MGE to Grow Wind Energy

Saratoga wind farm would be MGE's largest wind farm to date.

MGE is seeking to expand the amount of electricity it generates from renewable resources. In April, MGE filed with state regulators an application to construct, own and operate a 66-megawatt wind farm about 200 miles west of Madison near Saratoga, Iowa. If approved, the Saratoga wind farm would be MGE's largest to date, with enough energy to serve about 47,000 homes.

Wind technology has advanced since MGE built its first wind farm in 1999. The Saratoga project is a cost-effective, clean energy option for powering Madison-area homes and businesses for years to come.

It's all about location

MGE began scouting locations for a new wind farm more than a year ago. Considerable research goes into selecting a site for wind generation. MGE engineers selected the Saratoga site for a number of reasons, including its strong wind speeds and proximity to transmission infrastructure to deliver the power. The site's more than 8,300 acres are primarily farmland. Most of the land will stay in production with crops surrounding the turbines. If approved by regulators, construction could begin in spring 2018 and be complete by the end of 2018.

We're committed to cleaner energy sources

Under MGE's long-term framework, Energy 2030, the company has committed to reducing carbon dioxide emissions and increasing its use of renewable resources. MGE has a goal of 30% renewables by 2030. Our interim goal is 25% by 2025. We know renewable energy is important to many of our customers and surrounding communities.

Energy 2030 continues MGE's long-term direction toward cleaner energy sources. In 1999, we built what was at the time the largest wind farm east of the Mississippi River, our Rosiere wind farm in Kewaunee County, Wis. In 2008, our Top of Iowa 3 wind farm in Kensett, Iowa, became operational.

The Saratoga project will host turbines taller than those at either of MGE's earlier wind farms. If approved, Saratoga's turbines would stretch nearly 500 feet high. Taller turbines with larger blades take advantage of faster wind speeds aloft, resulting in more energy produced per turbine.

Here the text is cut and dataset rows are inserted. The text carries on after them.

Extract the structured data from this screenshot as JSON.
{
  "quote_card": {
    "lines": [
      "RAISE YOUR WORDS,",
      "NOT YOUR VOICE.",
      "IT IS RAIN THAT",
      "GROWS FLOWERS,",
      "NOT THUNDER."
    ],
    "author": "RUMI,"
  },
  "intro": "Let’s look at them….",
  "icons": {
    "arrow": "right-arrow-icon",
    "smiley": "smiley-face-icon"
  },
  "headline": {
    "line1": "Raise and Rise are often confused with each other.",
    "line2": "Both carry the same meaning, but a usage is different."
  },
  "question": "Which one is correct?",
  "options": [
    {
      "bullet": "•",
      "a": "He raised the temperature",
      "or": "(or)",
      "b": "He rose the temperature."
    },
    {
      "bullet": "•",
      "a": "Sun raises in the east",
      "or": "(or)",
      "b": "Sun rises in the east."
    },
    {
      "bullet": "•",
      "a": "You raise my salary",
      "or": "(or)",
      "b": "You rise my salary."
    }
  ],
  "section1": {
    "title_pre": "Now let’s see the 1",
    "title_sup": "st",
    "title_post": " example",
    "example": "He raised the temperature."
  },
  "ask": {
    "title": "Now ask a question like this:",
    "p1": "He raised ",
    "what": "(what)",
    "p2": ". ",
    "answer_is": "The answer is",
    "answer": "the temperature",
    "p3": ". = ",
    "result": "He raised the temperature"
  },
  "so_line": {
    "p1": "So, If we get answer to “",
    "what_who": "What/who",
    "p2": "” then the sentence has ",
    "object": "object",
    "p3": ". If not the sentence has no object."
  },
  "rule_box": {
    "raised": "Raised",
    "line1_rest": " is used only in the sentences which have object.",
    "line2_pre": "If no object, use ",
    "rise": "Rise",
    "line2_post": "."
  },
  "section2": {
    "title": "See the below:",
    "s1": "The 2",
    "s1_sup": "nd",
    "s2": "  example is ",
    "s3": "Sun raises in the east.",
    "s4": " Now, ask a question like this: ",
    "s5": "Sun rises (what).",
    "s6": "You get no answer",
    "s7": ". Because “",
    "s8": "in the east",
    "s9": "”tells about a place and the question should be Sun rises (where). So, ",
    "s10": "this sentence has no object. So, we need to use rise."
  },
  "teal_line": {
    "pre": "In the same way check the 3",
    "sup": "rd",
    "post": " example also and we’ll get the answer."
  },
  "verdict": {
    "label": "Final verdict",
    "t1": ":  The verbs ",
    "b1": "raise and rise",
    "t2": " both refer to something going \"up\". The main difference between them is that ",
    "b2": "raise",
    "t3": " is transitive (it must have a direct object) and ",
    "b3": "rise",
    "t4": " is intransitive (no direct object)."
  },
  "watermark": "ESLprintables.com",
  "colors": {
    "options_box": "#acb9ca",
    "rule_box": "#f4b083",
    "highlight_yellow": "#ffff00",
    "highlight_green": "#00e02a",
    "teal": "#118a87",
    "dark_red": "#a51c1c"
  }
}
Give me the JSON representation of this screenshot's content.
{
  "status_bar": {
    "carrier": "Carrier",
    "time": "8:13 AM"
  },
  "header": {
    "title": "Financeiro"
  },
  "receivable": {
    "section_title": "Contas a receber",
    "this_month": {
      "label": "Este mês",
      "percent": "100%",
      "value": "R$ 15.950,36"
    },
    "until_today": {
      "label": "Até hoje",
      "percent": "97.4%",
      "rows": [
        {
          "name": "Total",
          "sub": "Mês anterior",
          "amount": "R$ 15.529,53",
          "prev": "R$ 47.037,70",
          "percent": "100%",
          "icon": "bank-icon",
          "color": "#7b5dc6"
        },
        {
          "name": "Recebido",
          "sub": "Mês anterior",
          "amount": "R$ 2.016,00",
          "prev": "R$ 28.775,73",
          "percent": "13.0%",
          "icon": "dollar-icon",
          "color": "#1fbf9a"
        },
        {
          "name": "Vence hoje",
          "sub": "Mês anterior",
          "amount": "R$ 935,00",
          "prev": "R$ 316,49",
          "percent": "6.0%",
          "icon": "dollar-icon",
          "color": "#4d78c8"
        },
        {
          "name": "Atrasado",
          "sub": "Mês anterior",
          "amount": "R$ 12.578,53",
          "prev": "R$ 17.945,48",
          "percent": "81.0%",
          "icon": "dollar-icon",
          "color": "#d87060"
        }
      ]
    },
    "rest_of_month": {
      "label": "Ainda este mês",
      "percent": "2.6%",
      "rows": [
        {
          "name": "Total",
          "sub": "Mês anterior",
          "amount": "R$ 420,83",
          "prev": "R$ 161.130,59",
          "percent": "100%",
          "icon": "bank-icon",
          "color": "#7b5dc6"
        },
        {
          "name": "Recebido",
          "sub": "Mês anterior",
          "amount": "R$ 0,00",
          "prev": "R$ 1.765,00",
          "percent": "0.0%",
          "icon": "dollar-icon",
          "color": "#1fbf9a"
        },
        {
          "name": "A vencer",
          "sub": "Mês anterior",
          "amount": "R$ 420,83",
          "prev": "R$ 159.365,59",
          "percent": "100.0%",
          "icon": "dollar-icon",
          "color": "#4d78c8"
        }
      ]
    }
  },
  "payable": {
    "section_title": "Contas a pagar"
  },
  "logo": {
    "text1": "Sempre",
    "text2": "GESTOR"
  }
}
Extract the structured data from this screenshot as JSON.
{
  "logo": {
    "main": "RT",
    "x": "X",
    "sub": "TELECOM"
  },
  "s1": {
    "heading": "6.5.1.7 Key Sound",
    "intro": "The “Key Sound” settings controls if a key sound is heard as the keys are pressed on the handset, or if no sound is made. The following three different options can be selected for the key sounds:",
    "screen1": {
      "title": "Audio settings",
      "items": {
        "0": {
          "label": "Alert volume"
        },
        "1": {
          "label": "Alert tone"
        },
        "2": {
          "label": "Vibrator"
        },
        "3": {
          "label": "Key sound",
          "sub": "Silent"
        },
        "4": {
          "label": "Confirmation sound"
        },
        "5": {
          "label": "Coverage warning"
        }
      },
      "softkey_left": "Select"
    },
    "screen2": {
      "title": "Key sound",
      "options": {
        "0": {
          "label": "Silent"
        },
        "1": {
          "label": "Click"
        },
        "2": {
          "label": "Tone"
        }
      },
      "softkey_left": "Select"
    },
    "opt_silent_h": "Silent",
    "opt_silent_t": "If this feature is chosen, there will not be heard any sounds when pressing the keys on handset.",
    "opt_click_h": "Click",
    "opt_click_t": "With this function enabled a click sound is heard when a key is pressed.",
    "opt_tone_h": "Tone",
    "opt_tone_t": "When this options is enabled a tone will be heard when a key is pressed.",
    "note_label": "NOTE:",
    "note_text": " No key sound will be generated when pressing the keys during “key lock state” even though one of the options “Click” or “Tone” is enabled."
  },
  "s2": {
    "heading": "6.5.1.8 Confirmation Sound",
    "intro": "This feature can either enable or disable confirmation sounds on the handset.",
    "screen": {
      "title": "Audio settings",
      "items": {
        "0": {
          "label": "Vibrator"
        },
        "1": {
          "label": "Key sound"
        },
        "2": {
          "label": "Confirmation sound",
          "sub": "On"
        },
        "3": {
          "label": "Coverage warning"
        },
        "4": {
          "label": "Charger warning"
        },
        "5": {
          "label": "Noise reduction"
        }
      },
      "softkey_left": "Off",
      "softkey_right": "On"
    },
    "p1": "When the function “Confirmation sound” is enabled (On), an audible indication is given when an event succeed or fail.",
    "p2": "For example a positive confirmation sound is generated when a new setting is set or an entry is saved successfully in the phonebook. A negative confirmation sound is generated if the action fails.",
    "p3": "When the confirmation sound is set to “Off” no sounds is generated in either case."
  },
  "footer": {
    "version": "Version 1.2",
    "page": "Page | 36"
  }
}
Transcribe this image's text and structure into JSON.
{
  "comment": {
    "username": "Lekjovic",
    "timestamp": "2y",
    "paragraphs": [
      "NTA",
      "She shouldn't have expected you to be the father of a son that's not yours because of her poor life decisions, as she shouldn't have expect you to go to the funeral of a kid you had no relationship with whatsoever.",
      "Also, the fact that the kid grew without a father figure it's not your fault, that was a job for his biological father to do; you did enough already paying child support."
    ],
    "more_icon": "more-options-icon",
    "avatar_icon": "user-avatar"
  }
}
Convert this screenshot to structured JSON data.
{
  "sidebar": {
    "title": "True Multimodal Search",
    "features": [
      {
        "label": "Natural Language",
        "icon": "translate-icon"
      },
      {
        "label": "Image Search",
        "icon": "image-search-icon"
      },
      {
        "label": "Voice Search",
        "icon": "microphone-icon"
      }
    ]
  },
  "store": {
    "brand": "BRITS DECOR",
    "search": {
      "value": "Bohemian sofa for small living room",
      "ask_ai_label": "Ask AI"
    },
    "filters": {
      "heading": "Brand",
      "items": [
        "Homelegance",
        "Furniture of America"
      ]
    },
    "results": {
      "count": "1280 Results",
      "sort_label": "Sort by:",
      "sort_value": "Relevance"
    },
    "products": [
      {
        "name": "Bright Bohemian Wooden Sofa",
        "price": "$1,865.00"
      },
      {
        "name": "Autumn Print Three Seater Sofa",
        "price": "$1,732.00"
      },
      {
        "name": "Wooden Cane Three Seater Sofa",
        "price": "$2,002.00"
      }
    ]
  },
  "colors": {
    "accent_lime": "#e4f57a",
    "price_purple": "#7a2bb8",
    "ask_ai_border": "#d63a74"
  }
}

To see additional features about how MGE is transitioning to greater use of renewable resources, visit energy2030together.com often and click Cleaner Energy.

Saratoga Wind Farm Height Comparison

published: 04-27-2017